Utah Rep. John Curtis, R-Utah, shows a flyer that was taped to his office door on MSNBC.
MSNBC

A threatening flyer taped to Rep. John Curtis’ office door in Washington, D.C., has the Utah Republican urging civility during what he calls a “very troubling” time in the country.

“Wanted for treason!” the flyer reads. “For resisting the true electoral victor Trump and willful failure to stand to object to the corrupt and vitiated states!”

Two skull and crossbones symbols cover Curtis’ eyes in a photo on the flyer.

“This doesn’t make me fearful or angry, it makes me sad for the divisiveness in our country. I invite my colleagues and constituents alike to show civility and respect, especially when disagreeing. That is the only way we can heal as a nation,” Curtis said.

Curtis displayed the flyer during an interview on MSNBC after host Katy Tur asked him how he feels as members of Congress are fearing for their lives.

“I know that my colleagues are very, very concerned. It’s just a very troubling time for all of us,” he said.

Politico reported earlier this week that top lawmakers are increasingly alarmed by a rash of new threats that could once again endanger their lives on the job since the deadly incursion on the U.S. Capitol last week.

Details of the ongoing threats have emerged in a series of private lawmaker briefings this week, including one on Monday night in which Capitol Police and other officials warned House Democrats of multiple plots to harm lawmakers, Politico reported, citing several people who listened to the call.

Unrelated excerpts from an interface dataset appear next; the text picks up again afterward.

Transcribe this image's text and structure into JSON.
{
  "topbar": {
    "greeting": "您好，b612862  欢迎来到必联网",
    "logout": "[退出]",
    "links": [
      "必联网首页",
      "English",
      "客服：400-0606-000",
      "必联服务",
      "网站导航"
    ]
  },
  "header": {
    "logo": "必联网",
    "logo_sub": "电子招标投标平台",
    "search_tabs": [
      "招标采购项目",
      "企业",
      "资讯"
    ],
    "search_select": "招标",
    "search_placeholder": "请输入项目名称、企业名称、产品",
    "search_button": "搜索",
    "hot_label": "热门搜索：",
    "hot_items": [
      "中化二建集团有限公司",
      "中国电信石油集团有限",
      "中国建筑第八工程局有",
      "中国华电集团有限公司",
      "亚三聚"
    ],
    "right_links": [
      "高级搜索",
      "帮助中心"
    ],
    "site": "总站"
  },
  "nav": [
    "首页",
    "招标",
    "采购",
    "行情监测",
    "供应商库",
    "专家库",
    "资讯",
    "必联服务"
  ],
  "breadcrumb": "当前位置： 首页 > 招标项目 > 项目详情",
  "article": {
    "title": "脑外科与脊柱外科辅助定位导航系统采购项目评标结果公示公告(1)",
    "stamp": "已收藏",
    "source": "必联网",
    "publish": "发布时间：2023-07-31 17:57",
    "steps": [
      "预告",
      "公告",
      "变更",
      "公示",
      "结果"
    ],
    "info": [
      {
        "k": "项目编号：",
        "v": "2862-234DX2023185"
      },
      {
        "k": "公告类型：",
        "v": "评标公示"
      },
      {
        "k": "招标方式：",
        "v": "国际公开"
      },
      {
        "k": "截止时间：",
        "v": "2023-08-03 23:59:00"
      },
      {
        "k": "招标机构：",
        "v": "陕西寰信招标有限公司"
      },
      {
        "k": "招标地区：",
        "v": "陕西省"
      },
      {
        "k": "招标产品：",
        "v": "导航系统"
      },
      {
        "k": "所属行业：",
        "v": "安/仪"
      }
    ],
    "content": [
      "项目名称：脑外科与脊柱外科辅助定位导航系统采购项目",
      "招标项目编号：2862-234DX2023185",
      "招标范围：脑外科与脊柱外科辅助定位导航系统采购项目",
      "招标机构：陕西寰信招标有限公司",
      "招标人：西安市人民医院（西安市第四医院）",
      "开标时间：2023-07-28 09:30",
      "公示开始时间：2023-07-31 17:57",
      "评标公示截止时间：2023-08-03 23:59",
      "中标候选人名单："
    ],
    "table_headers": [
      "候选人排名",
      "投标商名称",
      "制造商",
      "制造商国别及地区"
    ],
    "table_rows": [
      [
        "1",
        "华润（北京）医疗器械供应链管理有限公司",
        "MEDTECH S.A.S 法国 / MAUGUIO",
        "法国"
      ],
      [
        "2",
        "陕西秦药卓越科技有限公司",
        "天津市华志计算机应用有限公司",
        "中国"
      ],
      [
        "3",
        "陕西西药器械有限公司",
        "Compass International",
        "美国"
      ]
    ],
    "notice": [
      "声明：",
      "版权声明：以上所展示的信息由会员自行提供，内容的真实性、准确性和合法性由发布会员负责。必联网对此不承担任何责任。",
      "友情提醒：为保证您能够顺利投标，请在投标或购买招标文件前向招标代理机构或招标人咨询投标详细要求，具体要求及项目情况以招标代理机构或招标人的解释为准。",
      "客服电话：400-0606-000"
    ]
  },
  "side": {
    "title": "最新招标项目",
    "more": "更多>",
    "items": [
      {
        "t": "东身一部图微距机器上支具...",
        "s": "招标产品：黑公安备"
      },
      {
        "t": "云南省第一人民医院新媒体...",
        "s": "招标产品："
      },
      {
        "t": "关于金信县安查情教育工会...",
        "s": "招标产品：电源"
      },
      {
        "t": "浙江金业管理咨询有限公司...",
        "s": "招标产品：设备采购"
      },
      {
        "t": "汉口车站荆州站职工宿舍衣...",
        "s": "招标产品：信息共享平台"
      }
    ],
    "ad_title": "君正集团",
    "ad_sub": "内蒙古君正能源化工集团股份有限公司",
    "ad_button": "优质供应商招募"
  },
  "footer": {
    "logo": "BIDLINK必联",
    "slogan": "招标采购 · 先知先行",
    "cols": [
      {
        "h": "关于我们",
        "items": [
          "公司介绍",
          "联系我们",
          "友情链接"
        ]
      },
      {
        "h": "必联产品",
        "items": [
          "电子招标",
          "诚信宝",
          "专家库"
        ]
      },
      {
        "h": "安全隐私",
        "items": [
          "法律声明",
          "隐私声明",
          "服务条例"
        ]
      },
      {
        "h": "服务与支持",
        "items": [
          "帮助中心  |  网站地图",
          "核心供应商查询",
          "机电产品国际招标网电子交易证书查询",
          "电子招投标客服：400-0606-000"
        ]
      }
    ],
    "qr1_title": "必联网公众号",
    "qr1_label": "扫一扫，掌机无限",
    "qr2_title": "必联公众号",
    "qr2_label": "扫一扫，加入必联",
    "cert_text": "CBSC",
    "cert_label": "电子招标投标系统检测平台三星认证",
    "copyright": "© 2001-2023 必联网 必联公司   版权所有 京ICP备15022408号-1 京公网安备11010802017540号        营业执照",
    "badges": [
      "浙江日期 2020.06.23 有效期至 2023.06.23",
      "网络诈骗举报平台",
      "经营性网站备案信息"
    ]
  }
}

On Tuesday, senators received their own briefing from representatives of the Secret Service, the Department of Defense and the Department of Homeland Security, and a key group of House Democratic leaders separately met with the FBI, according to Politico.

Asked how he’s able to do his job under the current circumstances, Curtis said he has confidence in the foundation of the country and its people.

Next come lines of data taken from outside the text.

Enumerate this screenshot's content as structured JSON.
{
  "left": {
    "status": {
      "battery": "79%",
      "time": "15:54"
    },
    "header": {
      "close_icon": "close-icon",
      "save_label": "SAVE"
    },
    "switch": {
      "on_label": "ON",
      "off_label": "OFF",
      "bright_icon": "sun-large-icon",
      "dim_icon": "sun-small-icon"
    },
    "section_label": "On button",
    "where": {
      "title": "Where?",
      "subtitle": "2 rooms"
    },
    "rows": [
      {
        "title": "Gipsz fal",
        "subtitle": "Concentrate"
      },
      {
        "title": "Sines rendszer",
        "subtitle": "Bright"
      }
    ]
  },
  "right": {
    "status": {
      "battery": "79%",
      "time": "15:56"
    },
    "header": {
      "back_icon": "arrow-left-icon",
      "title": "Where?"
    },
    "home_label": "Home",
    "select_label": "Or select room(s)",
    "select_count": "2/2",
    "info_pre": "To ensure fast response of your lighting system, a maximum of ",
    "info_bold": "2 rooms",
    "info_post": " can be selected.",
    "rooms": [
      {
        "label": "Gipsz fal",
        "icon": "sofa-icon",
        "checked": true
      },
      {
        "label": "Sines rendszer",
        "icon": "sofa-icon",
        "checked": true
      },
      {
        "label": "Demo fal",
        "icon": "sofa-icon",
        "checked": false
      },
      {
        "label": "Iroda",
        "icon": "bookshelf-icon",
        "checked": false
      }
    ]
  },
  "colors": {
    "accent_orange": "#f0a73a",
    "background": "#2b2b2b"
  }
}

“We’re in a bad spot right now. I understand that. There’s lots of blame to go around,” he said on MSNBC. “I personally am waking up and looking in the mirror and saying, ‘What do I need to do different? How do I play my role in changing what’s going on here in our country?’”

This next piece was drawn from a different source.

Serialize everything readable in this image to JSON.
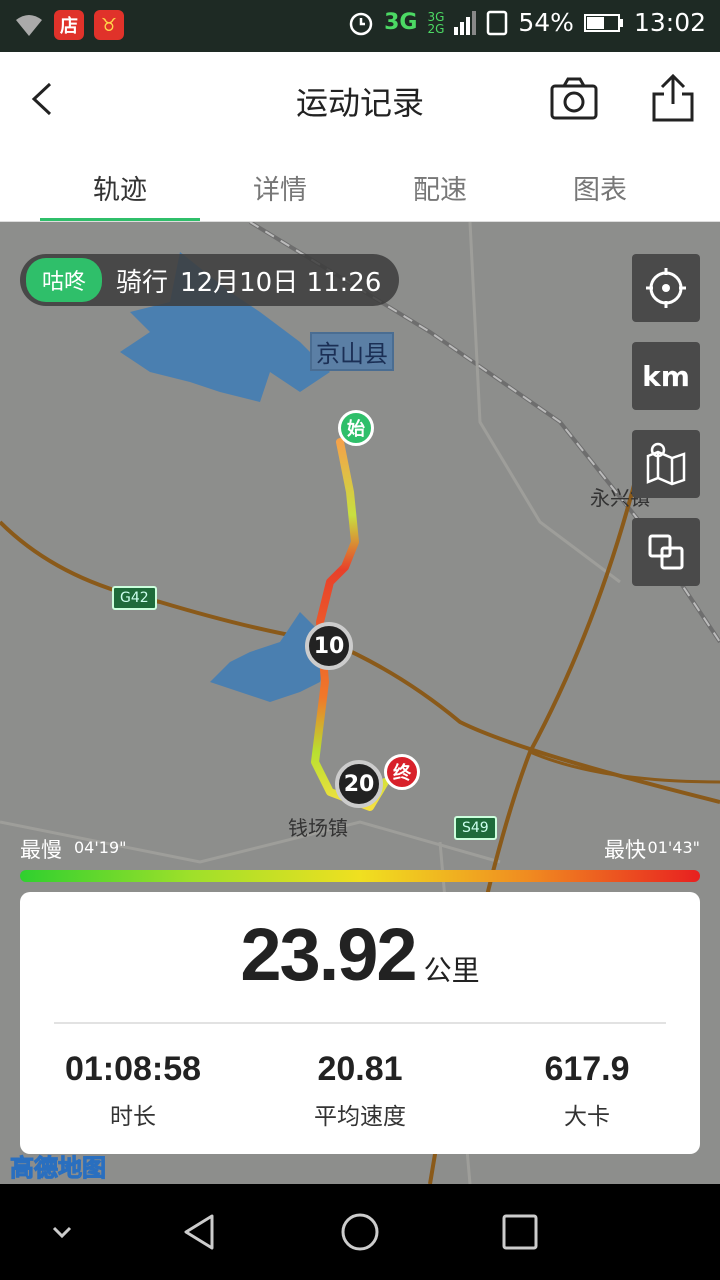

The flyer left on Curtis’ door also quoted Federalist No. 28, which argues, among other things, that state governments would act as natural centers of resistance to the national military were it to become an instrument of tyranny.

“If the representatives of the people betray their constituents, there is then no resource left but in the exertion of that original right of self-defense,” it reads. “Which is paramount to all positive forms of government, and which against the usurpations of the national rulers, may be exerted with infinitely better prospect of success than against those of the rulers of an individual state.”

Curtis voted last week to certify the presidential election for Democrat Joe Biden, who will be inaugurated next Wednesday.

“We lost. We need to move on. We need to worry about winning elections in the future. We need to worry about how we can change election law so not just Republicans but Democrats, too, have more confidence in this moving forward,” he said on MSNBC.

Curtis favors a bipartisan, bicameral commission to study elections to restore people’s confidence that their votes matter and ballots are counted correctly.

Although Curtis voted against impeaching President Donald Trump, he said his decision might have been different had Democrats not rushed the process.

“A lot of us felt robbed that we had 48 hours to gather facts and make this decision,” he said. “A lot of us may have come up with different votes if more facts had come forward. To me that’s just a tragedy that we moved this so quickly.”

Curtis said Trump’s phone call to Georgia election officials and his pressuring Vice President Mike Pence to overturn electoral votes were not discussed and he also said that the articles of impeachment were narrowly defined.

“People get this confused. We vote on the articles of impeachment, not what’s out there,” he said.

Everybody wants to blame the president for the riot, but information is now coming out that it was premeditated among some who went to Washington, he said.

“Now, I’m not saying that absolves the president. Perhaps some of his actions and words before the riot inspired that, but we didn’t get a chance to explore that,” he said. “Who made the decisions not send the National Guard sooner? Who made the decision not to have the National Guard there to begin with? These are all questions that a lot of use would like answered.”